Diew Moses, Aaron Fernandez Earn MVP at Northern Exposure Camp
CALGARY, AB–We’re coming off of our fourth annual trip at the Northern Exposure Camp, hosted by CYDC, and the event is in it’s 7th year. The youngest crop of talent (2017 and 2018 classes) have reaffirmed the direction in which the game is heading in the country. Canadian basketball is in good hands. But the work is only beginning for the young guys.
For the past few years, we have emphasized the depth of the 2016 class and these sentiments are not being retracted, but there is clear indication based off our nation wide travels that the 2017 graduating class and those thereafter are also loaded and heading in a similar direction.
Diew Moses: Fresh On The Scene MVP
In the upperclassmen game of the Northern Exposure Camp two notable underclassmen competed in the upperclassmen top prospect game; Eliada Ewa, who was last year’s underclassmen MVP and newly discovered 2017 two guard Diew Moses.
Moses stands at 6’3 with a dynamic and well rounded skill set that showed high potential and was paired with high productivity.
Diew Moses was awarded MVP of the upperclassmen game regardless of his youth, yet he was not satisfied. He realizes that he has much to improve on if he’s going to play post-secondary ball at a high level.
“I mean, I’m happy that I got it but there’s so much more I have to work on. My handle on the ball could be stronger and my mid range jumper needs to be more consistent. I also want to do a better job being more focused even when others are goofing around.”
He’ll bring this humble approach into this year’s high school season at Bishop McNally where he will be looked at to be a major contributor since the graduation of Mathiew Kamba (Central Arkansas) has left a void in the buzz surrounding the school’s basketball program.
Aaron Fernandes and Boris Stanic Battle
Consistency is a factor that is often associated when choosing an MVP. The names in the heading above both showed consistency in the underclassmen showcase games over the two days.
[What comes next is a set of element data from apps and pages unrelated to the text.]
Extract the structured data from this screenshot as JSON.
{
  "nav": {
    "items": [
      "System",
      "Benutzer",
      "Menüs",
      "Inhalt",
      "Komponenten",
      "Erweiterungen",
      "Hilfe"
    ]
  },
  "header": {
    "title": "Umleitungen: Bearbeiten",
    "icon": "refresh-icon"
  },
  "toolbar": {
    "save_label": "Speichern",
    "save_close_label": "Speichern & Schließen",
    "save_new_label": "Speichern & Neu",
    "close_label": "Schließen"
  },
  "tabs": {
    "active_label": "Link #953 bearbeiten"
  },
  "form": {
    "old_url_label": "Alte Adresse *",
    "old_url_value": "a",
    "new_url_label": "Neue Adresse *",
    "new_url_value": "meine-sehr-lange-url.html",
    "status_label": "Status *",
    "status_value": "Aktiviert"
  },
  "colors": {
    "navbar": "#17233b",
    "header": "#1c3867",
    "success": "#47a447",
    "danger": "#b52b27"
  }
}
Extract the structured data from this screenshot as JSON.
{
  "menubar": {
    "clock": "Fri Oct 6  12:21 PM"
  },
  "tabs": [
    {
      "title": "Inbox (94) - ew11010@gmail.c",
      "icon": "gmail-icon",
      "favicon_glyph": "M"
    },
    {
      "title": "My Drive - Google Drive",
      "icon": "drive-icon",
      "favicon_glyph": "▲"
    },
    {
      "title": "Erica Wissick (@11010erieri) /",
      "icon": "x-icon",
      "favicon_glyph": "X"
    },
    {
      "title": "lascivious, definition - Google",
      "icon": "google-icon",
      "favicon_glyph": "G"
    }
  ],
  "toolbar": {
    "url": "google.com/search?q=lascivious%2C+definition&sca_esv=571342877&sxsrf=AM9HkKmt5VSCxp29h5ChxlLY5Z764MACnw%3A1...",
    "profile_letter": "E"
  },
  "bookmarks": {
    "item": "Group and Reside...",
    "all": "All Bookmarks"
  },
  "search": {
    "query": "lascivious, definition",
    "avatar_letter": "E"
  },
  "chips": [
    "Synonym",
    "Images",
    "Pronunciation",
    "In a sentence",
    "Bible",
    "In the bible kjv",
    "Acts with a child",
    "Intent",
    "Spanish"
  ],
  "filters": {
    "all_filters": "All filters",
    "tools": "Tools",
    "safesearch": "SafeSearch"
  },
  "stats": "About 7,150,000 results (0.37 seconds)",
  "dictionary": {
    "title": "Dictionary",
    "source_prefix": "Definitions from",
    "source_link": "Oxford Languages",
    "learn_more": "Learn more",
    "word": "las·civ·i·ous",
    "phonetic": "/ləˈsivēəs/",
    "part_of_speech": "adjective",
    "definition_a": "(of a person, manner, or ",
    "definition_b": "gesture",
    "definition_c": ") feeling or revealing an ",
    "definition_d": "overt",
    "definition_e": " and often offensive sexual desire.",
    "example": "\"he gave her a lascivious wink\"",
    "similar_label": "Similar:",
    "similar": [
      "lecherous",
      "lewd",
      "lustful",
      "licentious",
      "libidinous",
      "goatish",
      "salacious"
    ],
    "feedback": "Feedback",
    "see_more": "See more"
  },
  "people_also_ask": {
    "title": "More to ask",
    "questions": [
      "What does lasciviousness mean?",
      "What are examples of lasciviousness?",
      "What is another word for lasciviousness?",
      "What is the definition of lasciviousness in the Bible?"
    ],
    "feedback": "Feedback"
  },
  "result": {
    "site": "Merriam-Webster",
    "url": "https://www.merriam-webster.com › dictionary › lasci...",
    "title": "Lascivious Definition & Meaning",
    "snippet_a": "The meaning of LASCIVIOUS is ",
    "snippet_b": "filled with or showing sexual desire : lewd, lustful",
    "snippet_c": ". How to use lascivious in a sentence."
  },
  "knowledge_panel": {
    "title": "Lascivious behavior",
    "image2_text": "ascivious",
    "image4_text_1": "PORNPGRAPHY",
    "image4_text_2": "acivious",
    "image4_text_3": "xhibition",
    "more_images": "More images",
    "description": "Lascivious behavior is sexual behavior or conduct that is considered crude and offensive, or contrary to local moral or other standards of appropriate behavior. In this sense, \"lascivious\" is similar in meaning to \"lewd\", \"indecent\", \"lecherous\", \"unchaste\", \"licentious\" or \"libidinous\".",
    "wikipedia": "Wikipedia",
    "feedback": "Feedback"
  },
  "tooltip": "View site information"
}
Both Aaron Fernandes and Boris Stanic are 2018 guards who have a knack for scoring.
The three ball was often launched and met the mesh gracefully. Both Fernandes and Stanic’s shooting mechanics play heavily into their abilities of putting the ball in the basket.
Fernandes slightly edged Stanic in a tough decision for MVP that was decided in the performance during the last game as the “older heads” watched on.
The MVP is determined to get his conditioning better and increase his speed.
“I never want to feel like I’m slowing down or tired on the floor, that just makes me a negative.”
Alberta is a Potential Hotbed
Alberta has been referred to as the sleeping giant on many occasions and that statement still holds true.
However, as patterns have shown from previous trips to the West, the best prospects usually reach a plateau in their development once they are recognized as the top player in the province. Once they become physically or athletically dominant there is often no further expansion in their game.
The growth in a player’s game is usually stunted based off a mental lapse or inability to challenge oneself.
This is a mental plague that the new school has an opportunity to change.
Top prospects in the province must maintain a sense of hunger, regardless of the competition level–they must also seek new competition whether it be testing themselves against older players or travelling to various regions.
Watching the younger age groups now, and then seeing them again three months, six months and a year from now will show who is putting in the required work, and who is challenging themselves.
Based off of what we’ve seen from the younger classes, it looks like change is coming. As the game in this country evolves and club competition becomes more National, naturally all areas of the country will raise their level of competition.
The game of basketball in Canada will have it’s growing pains, and will be better for it in the future.